Reprint of 2013 piece with 2 of 3 updated links.
Although it may seem as if the concussion crisis in football is a fairly recent issue, the December 19, 1994 issue of Sports Illustrated proves differently. Twelve pages of that eighteen year old issue were devoted to NFL concussions. “Halt the Head Hunting” by Peter King, “The Worst Case” by Michael Farber and “A Bell is Rung” (can’t find in the online SI archive anymore) also by Peter King describe many of the same issues that are going on today and with much of the same urgency.
The following is republished from an article that first appeared June 2013.
The University of Pittsburgh Medical Center’s recent concussion research paper, Incidence of Sports-Related Concussion among Youth Football Players Aged 8-12 Years continues a disturbing history of the UPMC providing their
client grant source with a document that provides highly respected, high-powered marketing ammo for some commercial product. In this example, the NFL through its NFL Charities organization gave $100k to UPMC with Dr. Anthony Kontos as the Principle Investigator to conduct a study about concussions in youth football.
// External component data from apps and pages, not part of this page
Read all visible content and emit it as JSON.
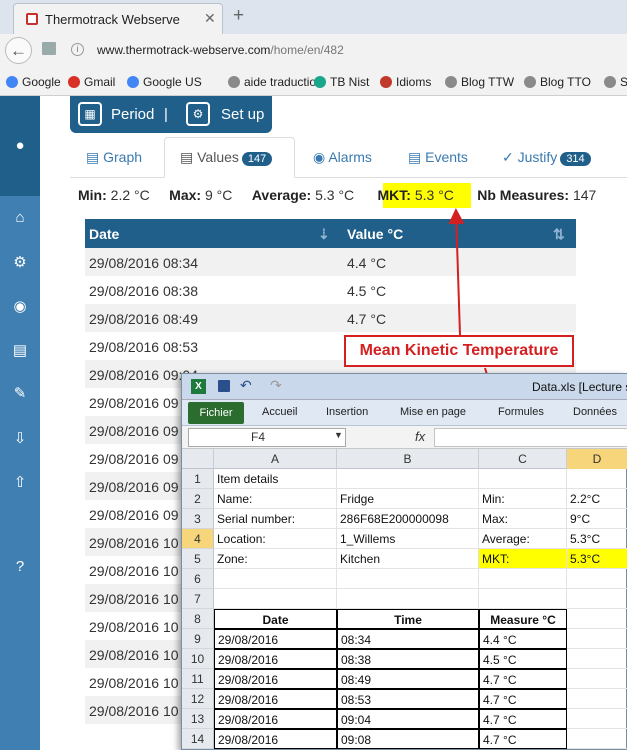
{
  "browser": {
    "tab_title": "Thermotrack Webserve",
    "tab_close": "✕",
    "new_tab": "+",
    "url_domain": "www.thermotrack-webserve.com",
    "url_path": "/home/en/482",
    "bookmarks": [
      {
        "label": "Google",
        "color": "#4285f4"
      },
      {
        "label": "Gmail",
        "color": "#d93025"
      },
      {
        "label": "Google US",
        "color": "#4285f4"
      },
      {
        "label": "aide traduction",
        "color": "#8a8a8a"
      },
      {
        "label": "TB Nist",
        "color": "#1aa68a"
      },
      {
        "label": "Idioms",
        "color": "#c0392b"
      },
      {
        "label": "Blog TTW",
        "color": "#8a8a8a"
      },
      {
        "label": "Blog TTO",
        "color": "#8a8a8a"
      },
      {
        "label": "S",
        "color": "#8a8a8a"
      }
    ]
  },
  "toolbar": {
    "period": "Period",
    "sep": "|",
    "setup": "Set up"
  },
  "tabs": {
    "graph": "Graph",
    "values": "Values",
    "values_count": "147",
    "alarms": "Alarms",
    "events": "Events",
    "justify": "Justify",
    "justify_count": "314"
  },
  "stats": {
    "min_label": "Min:",
    "min_value": "2.2 °C",
    "max_label": "Max:",
    "max_value": "9 °C",
    "avg_label": "Average:",
    "avg_value": "5.3 °C",
    "mkt_label": "MKT:",
    "mkt_value": "5.3 °C",
    "nb_label": "Nb Measures:",
    "nb_value": "147"
  },
  "grid": {
    "col_date": "Date",
    "col_value": "Value °C",
    "rows": [
      {
        "date": "29/08/2016 08:34",
        "value": "4.4 °C"
      },
      {
        "date": "29/08/2016 08:38",
        "value": "4.5 °C"
      },
      {
        "date": "29/08/2016 08:49",
        "value": "4.7 °C"
      },
      {
        "date": "29/08/2016 08:53",
        "value": ""
      },
      {
        "date": "29/08/2016 09:04",
        "value": ""
      },
      {
        "date": "29/08/2016 09",
        "value": ""
      },
      {
        "date": "29/08/2016 09",
        "value": ""
      },
      {
        "date": "29/08/2016 09",
        "value": ""
      },
      {
        "date": "29/08/2016 09",
        "value": ""
      },
      {
        "date": "29/08/2016 09",
        "value": ""
      },
      {
        "date": "29/08/2016 10",
        "value": ""
      },
      {
        "date": "29/08/2016 10",
        "value": ""
      },
      {
        "date": "29/08/2016 10",
        "value": ""
      },
      {
        "date": "29/08/2016 10",
        "value": ""
      },
      {
        "date": "29/08/2016 10",
        "value": ""
      },
      {
        "date": "29/08/2016 10",
        "value": ""
      },
      {
        "date": "29/08/2016 10",
        "value": ""
      }
    ]
  },
  "annotation": {
    "label": "Mean Kinetic Temperature",
    "color": "#d42020"
  },
  "excel": {
    "title": "Data.xls  [Lecture s",
    "ribbon": [
      "Fichier",
      "Accueil",
      "Insertion",
      "Mise en page",
      "Formules",
      "Données"
    ],
    "namebox": "F4",
    "fx": "fx",
    "columns": [
      "A",
      "B",
      "C",
      "D"
    ],
    "rows": [
      {
        "n": "1",
        "a": "Item details",
        "b": "",
        "c": "",
        "d": ""
      },
      {
        "n": "2",
        "a": "Name:",
        "b": "Fridge",
        "c": "Min:",
        "d": "2.2°C"
      },
      {
        "n": "3",
        "a": "Serial number:",
        "b": "286F68E200000098",
        "c": "Max:",
        "d": "9°C"
      },
      {
        "n": "4",
        "a": "Location:",
        "b": "1_Willems",
        "c": "Average:",
        "d": "5.3°C"
      },
      {
        "n": "5",
        "a": "Zone:",
        "b": "Kitchen",
        "c": "MKT:",
        "d": "5.3°C"
      },
      {
        "n": "6",
        "a": "",
        "b": "",
        "c": "",
        "d": ""
      },
      {
        "n": "7",
        "a": "",
        "b": "",
        "c": "",
        "d": ""
      },
      {
        "n": "8",
        "a": "Date",
        "b": "Time",
        "c": "Measure °C",
        "d": ""
      },
      {
        "n": "9",
        "a": "29/08/2016",
        "b": "08:34",
        "c": "4.4 °C",
        "d": ""
      },
      {
        "n": "10",
        "a": "29/08/2016",
        "b": "08:38",
        "c": "4.5 °C",
        "d": ""
      },
      {
        "n": "11",
        "a": "29/08/2016",
        "b": "08:49",
        "c": "4.7 °C",
        "d": ""
      },
      {
        "n": "12",
        "a": "29/08/2016",
        "b": "08:53",
        "c": "4.7 °C",
        "d": ""
      },
      {
        "n": "13",
        "a": "29/08/2016",
        "b": "09:04",
        "c": "4.7 °C",
        "d": ""
      },
      {
        "n": "14",
        "a": "29/08/2016",
        "b": "09:08",
        "c": "4.7 °C",
        "d": ""
      }
    ]
  }
}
University of North Carolina’s Dr. Kevin Guskiewicz, PhD continued his evangelical-like support of children playing full-contact tackle football during a 2014 concussion discussion presented at Texas A&M. Dr. Guskiewicz was one of nine presenters at the 2014 Huffines “concussion discussion” which included well known Boston University CTE researcher Dr. Ann Mckee, MD. As one of the most engaging, outspoken supporters of full-contact youth football, Guskiewicz continued to be unwilling to cite any age too young for football collisions.
Harvard Teaching Hospital - Beth Israel Deaconess Medical Center
A study funded in-part by a NFLPA grant offers the possibility of early intervention for CTE following a traumatic brain injury.
In the study, which was recently published online edition of the journal Nature, researchers found that a misshapen isoform of the tau protein can develop as soon as 12 hours after TBI, setting in motion a destructive course of events that can lead to widespread neurodegeneration.
Attorney Chris Seeger appeared on the NFL Network in 2014
Following final approval of the proposed NFL concussion settlement, 11 appeals were filed by former players. In response to those appeals, co-lead counsel for the plaintiffs’ class, Chris Seeger, filed a request that the 11 appeals be consolidated and expedited by the court so that the most critically ill players who meet the the criteria for compensation can be paid as soon as possible.
Jim Gossett, Columbia Univ. ATC is the Giants' home spotter. Photo - Columbia Univ.
Athletic trainer concussion spotters will now be able to bypass the teams and speak directly to game officials in order to call for a medical timeout during an NFL game. NFL owners approved the measure on March 24, 2015 for the upcoming season. Without saying so, it seemed as if Rich McKay, chairman of the competition committee, identified that the teams were the weak link in getting a player out of the game quickly. According to the LA Times, McKay said the health and safety committee made it happen.
Three NFL players unexpectedly announced their retirement from the game this week, including possible future Hall-of-Famer, San Francisco 49er LB Patrick Willis. Willis, 30 years old, was selected for the Pro Bowl after each of his first 7 seasons and was chosen as a first-team All Pro linebacker 5 of his 8 seasons. Although none of the three specifically mentioned concussions, CTE or concerns about long-term brain damage, you have to wonder if those potential health issues were part of their logic.